(Web page and app entries)
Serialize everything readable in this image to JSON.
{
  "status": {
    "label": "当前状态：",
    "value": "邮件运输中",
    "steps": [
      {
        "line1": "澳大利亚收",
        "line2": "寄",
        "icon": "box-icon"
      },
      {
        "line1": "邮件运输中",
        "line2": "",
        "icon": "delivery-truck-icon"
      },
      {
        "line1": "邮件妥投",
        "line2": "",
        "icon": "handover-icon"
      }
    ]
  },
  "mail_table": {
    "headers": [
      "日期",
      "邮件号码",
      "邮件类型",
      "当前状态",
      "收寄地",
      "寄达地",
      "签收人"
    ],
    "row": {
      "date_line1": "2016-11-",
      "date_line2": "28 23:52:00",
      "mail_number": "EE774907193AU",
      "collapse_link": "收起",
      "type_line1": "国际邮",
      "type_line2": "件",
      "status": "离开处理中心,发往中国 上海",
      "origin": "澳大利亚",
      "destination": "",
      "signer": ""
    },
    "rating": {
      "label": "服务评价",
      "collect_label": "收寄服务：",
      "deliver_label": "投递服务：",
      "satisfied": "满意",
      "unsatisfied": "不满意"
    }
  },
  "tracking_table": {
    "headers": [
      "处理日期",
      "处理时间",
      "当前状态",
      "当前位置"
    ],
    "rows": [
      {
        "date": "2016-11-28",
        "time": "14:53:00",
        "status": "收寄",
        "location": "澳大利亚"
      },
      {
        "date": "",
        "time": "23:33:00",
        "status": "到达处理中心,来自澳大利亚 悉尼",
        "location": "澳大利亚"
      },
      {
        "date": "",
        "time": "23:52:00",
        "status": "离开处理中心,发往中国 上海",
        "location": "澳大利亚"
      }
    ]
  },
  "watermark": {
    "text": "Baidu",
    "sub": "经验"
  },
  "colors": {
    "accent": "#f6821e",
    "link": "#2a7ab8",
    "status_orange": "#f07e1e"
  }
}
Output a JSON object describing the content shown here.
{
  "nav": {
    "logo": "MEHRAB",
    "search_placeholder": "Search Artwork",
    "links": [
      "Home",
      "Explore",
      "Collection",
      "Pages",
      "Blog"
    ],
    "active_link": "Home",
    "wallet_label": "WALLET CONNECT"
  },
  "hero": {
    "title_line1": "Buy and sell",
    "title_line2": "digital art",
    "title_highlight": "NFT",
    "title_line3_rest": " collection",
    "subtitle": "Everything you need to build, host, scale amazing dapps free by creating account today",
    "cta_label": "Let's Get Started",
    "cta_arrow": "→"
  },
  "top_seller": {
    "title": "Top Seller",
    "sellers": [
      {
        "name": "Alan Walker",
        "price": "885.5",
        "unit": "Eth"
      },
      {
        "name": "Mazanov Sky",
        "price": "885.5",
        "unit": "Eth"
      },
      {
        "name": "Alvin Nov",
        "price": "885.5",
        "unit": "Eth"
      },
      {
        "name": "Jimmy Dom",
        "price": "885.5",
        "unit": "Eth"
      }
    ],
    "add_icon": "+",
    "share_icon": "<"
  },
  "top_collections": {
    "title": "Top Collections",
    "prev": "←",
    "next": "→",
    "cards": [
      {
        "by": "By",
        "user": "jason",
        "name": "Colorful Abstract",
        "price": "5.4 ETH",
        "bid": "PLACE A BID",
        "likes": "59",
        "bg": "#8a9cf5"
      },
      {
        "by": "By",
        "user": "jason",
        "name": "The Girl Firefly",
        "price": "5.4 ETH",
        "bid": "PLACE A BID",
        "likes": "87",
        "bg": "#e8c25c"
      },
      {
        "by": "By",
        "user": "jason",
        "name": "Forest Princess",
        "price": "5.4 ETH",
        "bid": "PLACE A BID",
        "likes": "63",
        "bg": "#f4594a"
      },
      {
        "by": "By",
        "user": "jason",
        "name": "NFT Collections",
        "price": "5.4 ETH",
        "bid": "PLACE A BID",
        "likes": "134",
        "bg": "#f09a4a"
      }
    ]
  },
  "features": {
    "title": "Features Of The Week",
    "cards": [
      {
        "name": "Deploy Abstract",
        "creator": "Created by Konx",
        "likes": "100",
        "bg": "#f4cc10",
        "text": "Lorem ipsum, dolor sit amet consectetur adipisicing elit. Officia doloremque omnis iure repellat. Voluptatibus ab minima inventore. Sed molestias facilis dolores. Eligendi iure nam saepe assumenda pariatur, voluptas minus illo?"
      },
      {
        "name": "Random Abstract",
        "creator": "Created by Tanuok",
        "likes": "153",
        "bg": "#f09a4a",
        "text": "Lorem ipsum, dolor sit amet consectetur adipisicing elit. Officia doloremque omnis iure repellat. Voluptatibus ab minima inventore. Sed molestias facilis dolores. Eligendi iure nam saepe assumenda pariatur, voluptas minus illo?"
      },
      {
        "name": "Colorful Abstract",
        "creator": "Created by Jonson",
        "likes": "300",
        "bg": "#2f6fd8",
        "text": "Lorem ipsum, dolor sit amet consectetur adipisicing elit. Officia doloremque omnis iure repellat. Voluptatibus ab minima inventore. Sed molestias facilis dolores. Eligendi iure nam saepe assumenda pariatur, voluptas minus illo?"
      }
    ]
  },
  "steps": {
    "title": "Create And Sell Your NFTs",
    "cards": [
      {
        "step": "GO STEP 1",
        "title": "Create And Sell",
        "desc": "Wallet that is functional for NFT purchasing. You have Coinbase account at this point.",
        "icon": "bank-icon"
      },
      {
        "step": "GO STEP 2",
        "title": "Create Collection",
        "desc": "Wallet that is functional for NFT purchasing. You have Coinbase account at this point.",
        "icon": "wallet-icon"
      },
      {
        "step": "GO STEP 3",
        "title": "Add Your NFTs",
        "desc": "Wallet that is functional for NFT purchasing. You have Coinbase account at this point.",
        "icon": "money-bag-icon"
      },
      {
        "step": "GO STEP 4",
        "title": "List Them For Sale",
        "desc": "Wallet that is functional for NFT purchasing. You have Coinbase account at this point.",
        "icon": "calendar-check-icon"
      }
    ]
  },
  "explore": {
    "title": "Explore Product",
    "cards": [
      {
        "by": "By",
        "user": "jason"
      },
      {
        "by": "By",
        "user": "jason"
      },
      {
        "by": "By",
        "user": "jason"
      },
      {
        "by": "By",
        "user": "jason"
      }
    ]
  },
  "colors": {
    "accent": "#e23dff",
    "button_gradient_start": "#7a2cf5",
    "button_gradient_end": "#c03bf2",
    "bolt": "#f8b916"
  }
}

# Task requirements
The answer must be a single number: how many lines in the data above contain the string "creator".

# Answer to the exercise
3